The problem: Every entry below must be reproduced exactly.

Task data:
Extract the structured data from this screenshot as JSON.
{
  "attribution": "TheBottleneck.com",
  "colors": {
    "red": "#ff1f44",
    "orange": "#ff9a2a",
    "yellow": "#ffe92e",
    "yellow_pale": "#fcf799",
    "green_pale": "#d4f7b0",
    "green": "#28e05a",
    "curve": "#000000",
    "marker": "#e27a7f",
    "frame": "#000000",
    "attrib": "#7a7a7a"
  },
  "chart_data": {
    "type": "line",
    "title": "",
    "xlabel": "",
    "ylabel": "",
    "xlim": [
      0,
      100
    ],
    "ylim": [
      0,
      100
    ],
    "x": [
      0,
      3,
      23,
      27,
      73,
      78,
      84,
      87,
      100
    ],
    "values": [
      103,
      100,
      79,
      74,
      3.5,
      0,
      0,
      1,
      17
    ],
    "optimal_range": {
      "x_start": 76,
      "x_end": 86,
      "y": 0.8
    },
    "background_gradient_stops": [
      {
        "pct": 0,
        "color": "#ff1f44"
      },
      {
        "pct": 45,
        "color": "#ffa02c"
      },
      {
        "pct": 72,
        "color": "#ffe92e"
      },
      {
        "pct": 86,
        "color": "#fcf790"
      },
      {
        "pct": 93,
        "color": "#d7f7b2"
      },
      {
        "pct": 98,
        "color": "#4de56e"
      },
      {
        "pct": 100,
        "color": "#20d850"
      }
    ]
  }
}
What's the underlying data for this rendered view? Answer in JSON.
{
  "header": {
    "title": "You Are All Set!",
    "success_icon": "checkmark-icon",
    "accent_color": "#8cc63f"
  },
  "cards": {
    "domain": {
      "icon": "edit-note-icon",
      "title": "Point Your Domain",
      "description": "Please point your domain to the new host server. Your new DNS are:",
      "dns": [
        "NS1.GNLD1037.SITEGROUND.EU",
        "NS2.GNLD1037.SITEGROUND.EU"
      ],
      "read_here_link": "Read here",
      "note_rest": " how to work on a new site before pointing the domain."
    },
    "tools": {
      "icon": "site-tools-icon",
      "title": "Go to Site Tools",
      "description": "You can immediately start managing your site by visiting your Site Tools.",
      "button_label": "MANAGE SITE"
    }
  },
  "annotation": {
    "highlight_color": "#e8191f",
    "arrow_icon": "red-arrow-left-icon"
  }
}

Result for this task:
Extract the structured data from this screenshot as JSON.
{
  "attribution": "TheBottleneck.com",
  "colors": {
    "red": "#ff1f44",
    "orange": "#ff9a2a",
    "yellow": "#ffe92e",
    "yellow_pale": "#fcf799",
    "green_pale": "#d4f7b0",
    "green": "#28e05a",
    "curve": "#000000",
    "marker": "#e27a7f",
    "frame": "#000000",
    "attrib": "#7a7a7a"
  },
  "chart_data": {
    "type": "line",
    "title": "",
    "xlabel": "",
    "ylabel": "",
    "xlim": [
      0,
      100
    ],
    "ylim": [
      0,
      100
    ],
    "x": [
      0,
      3,
      23,
      27,
      73,
      78,
      84,
      87,
      100
    ],
    "values": [
      103,
      100,
      79,
      74,
      3.5,
      0,
      0,
      1,
      17
    ],
    "optimal_range": {
      "x_start": 76,
      "x_end": 86,
      "y": 0.8
    },
    "background_gradient_stops": [
      {
        "pct": 0,
        "color": "#ff1f44"
      },
      {
        "pct": 45,
        "color": "#ffa02c"
      },
      {
        "pct": 72,
        "color": "#ffe92e"
      },
      {
        "pct": 86,
        "color": "#fcf790"
      },
      {
        "pct": 93,
        "color": "#d7f7b2"
      },
      {
        "pct": 98,
        "color": "#4de56e"
      },
      {
        "pct": 100,
        "color": "#20d850"
      }
    ]
  }
}
What's the underlying data for this rendered view? Answer in JSON.
{
  "header": {
    "title": "You Are All Set!",
    "success_icon": "checkmark-icon",
    "accent_color": "#8cc63f"
  },
  "cards": {
    "domain": {
      "icon": "edit-note-icon",
      "title": "Point Your Domain",
      "description": "Please point your domain to the new host server. Your new DNS are:",
      "dns": [
        "NS1.GNLD1037.SITEGROUND.EU",
        "NS2.GNLD1037.SITEGROUND.EU"
      ],
      "read_here_link": "Read here",
      "note_rest": " how to work on a new site before pointing the domain."
    },
    "tools": {
      "icon": "site-tools-icon",
      "title": "Go to Site Tools",
      "description": "You can immediately start managing your site by visiting your Site Tools.",
      "button_label": "MANAGE SITE"
    }
  },
  "annotation": {
    "highlight_color": "#e8191f",
    "arrow_icon": "red-arrow-left-icon"
  }
}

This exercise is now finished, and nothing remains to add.